“It’s all about instant feedback,” Tarnofsky said. “It’s my responsibility to listen.”

The company also is working on obtaining the domain name campuscandy.com, a former porn site that received about 100,000 daily hits, Tarnofsky said.

Campus Candy’s Bloomington location above a restaurant—and across the street from a Dunkin Donuts, next to an Urban Outfitters and a block from a Starbucks—was chosen with demographics and traffic patterns in mind, he said.

“Let them do the work,” Tarnofsky said. “What am I, reinventing the wheel? …You follow their lead.”

Indeed, Kirkwood is ideal for a place like Campus Candy, said Talisha Coppock, executive director of Downtown Bloomington Inc., an organization that promotes downtown development.

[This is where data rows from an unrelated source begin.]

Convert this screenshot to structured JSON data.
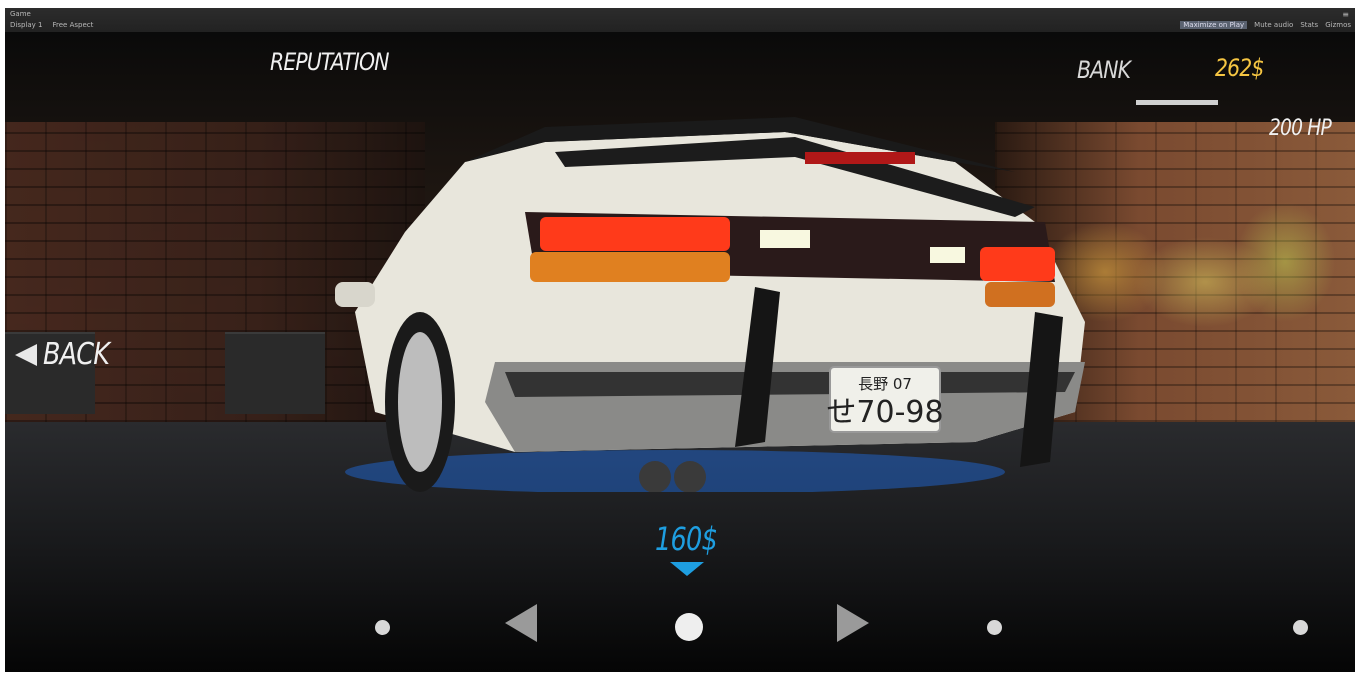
{
  "window": {
    "title": "Game",
    "display": "Display 1",
    "aspect": "Free Aspect",
    "toolbar_right": [
      "Maximize on Play",
      "Mute audio",
      "Stats",
      "Gizmos"
    ]
  },
  "hud": {
    "reputation_label": "REPUTATION",
    "bank_label": "BANK",
    "bank_value": "262$",
    "horsepower": "200 HP",
    "back_label": "BACK",
    "price": "160$"
  },
  "plate": {
    "top": "長野 07",
    "bottom": "せ70-98"
  },
  "colors": {
    "bank_value": "#f5c542",
    "price": "#1e9ee0",
    "hud_text": "#f0f0f0"
  }
}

“[Kirkwood] really cries for fun, funky, quick, really high-energy type businesses,” said Coppock. “It is a very eclectic mix.”

Campus Candy already is getting national recognition, including from its competitors—some of whom have sent high-level representatives to scope it out. Tarnofsky said some have asked about franchising, something the owners don’t intend to pursue because they want to own—and control—all of their stores.

Expanding so broadly without franchising is risky, IU’s Hustad warned. Increasing expenses, particularly rent, could have Campus Candy looking to simply break even, he said.

Even so, the struggling real estate market could allow for affordable growth, IUPUI’s Saxton said.

Business likely will slow in the summer given the seasonal nature of college towns, he said, but that’s not necessarily a bad thing. Since the business is so new, consumers tend to be curious and forgiving, making it a good time to experiment with products and culture, Saxton said.

“Now is a great time to be gaining some experience, building your toolkit, learning how to package it, how to interact,” he said. “So when the time for expansion comes, you’ll know a greater percent of what you have to do.”•

ADVERTISEMENT

Recent Articles by Joe Jasinski

Comments powered by Disqus